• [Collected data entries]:
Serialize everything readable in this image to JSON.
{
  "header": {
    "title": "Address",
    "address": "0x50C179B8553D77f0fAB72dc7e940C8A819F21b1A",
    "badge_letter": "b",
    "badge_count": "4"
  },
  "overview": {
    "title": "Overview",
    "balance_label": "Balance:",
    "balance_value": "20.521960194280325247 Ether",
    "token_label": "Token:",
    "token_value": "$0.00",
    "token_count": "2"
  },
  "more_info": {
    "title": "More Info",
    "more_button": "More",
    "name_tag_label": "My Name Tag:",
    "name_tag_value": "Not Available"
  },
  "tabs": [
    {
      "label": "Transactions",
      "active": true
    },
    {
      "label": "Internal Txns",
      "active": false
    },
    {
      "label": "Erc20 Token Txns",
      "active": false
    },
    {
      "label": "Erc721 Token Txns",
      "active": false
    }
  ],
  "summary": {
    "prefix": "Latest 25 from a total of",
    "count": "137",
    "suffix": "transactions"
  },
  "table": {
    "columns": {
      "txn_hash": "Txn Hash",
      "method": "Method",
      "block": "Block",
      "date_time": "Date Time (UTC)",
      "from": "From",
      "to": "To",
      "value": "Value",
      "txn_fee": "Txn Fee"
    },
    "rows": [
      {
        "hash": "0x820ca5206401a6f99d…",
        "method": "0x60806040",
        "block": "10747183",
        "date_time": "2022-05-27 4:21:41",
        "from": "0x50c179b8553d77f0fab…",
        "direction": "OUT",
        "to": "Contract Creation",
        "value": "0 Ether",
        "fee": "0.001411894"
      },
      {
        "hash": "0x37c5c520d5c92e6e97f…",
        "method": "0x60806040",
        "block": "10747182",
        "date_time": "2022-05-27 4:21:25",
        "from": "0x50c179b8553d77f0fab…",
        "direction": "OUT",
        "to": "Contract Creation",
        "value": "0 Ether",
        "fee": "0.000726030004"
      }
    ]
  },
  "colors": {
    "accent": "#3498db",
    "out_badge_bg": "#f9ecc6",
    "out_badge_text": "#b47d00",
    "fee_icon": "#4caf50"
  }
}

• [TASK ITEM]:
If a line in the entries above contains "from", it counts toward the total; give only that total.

• [WORKED SOLUTION]:
4